Here are 5 things to know about performance when using cloud computing.
1. Cloud environments often need to grow or shrink quickly.
Because cloud systems are built to handle changing workloads in a flexible manner, it is important to state our requirements and service levels so that the workloads can grow without impacting responsiveness, throughput, or availability. We must have a maximum workload level in mind, and the relationship between processing volumes and system resource utilization must be as linear as possible. Our key performance indicators must have corresponding thresholds that can alert us to possible issues.
2. Some workloads are better suited than others to cloud computing.
Those that contain asynchronous processes, for example, that can be offloaded to various areas in the cloud environment. The results are then combined and the application can continue. A web-based or high performance computing (HPC) scientific workload can also fit quite well, especially if there are computations or algorithms that can be offloaded and executed concurrently with extreme parallel processing. Workloads that are parallel and atomic take advantage of this environment to the fullest.
3. Because of the complexity of a cloud, performance testing must be properly designed and organized.
Generally speaking, cloud environments consist of a cloud management platform along with a managed platform. It is advisable to consider specific performance testing scenarios for each:
4. The objective of monitoring is to identify and address issues before consumers of the cloud are affected.
Monitoring should have dashboards or views for the cloud service provider and its consumers. Private and hybrid cloud consumers might also be interested in resource metrics to gauge if they need to increase their investment in cloud capacity and the external cloud vendor’s service qualities. Tip: use historical data and avoid online monitoring for this analysis.
5. Capacity management for a project running on a cloud is similar to any IT environment.
In addition to the two standard activities of establishing the framework and evaluating the process, there are four tasks:
We must build intelligent clouds that can handle increasingly diverse, variable, and challenging workloads while fully exploiting the emerging capabilities of new technology. This will allow us to deploy and manage cloud solutions that perform well while being cost-effective. For more information, see these two IBM Redpaper publications:

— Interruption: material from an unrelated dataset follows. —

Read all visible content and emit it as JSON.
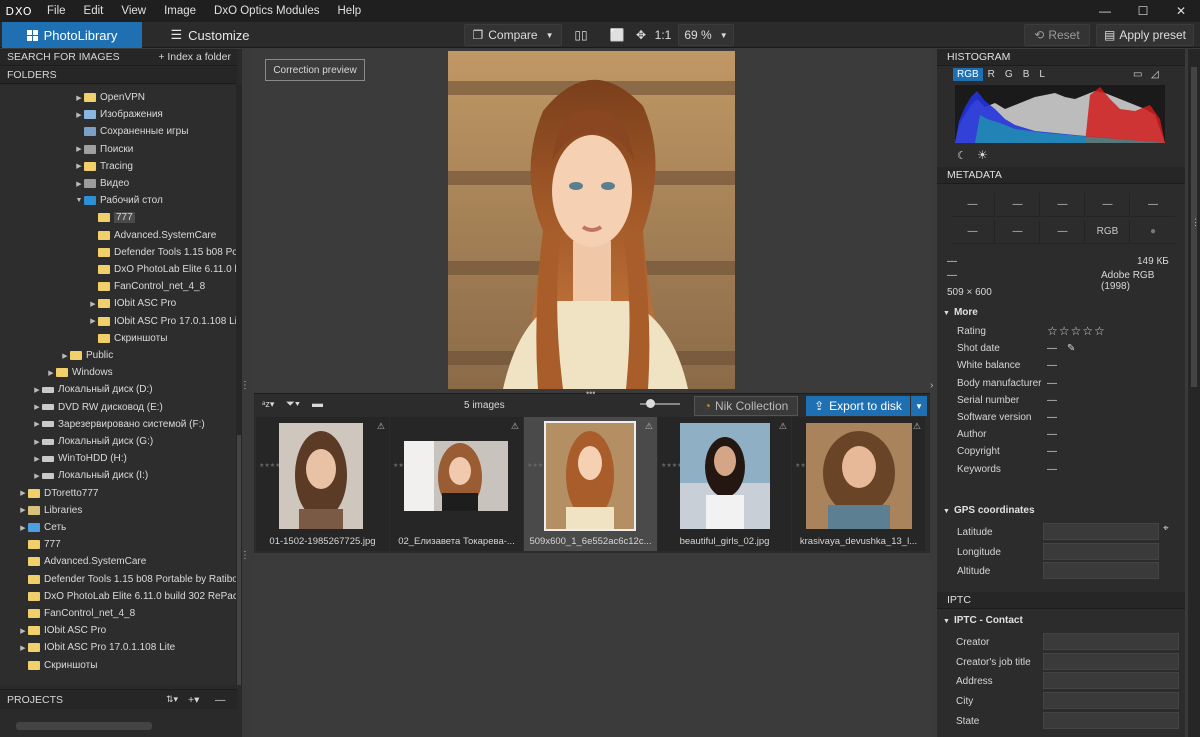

Mike Ebbers is an IBM Redbooks Project Leader. He works with technical experts to create books, guides, blogs, and videos. Follow Mike on Twitter at @MikeEbbers.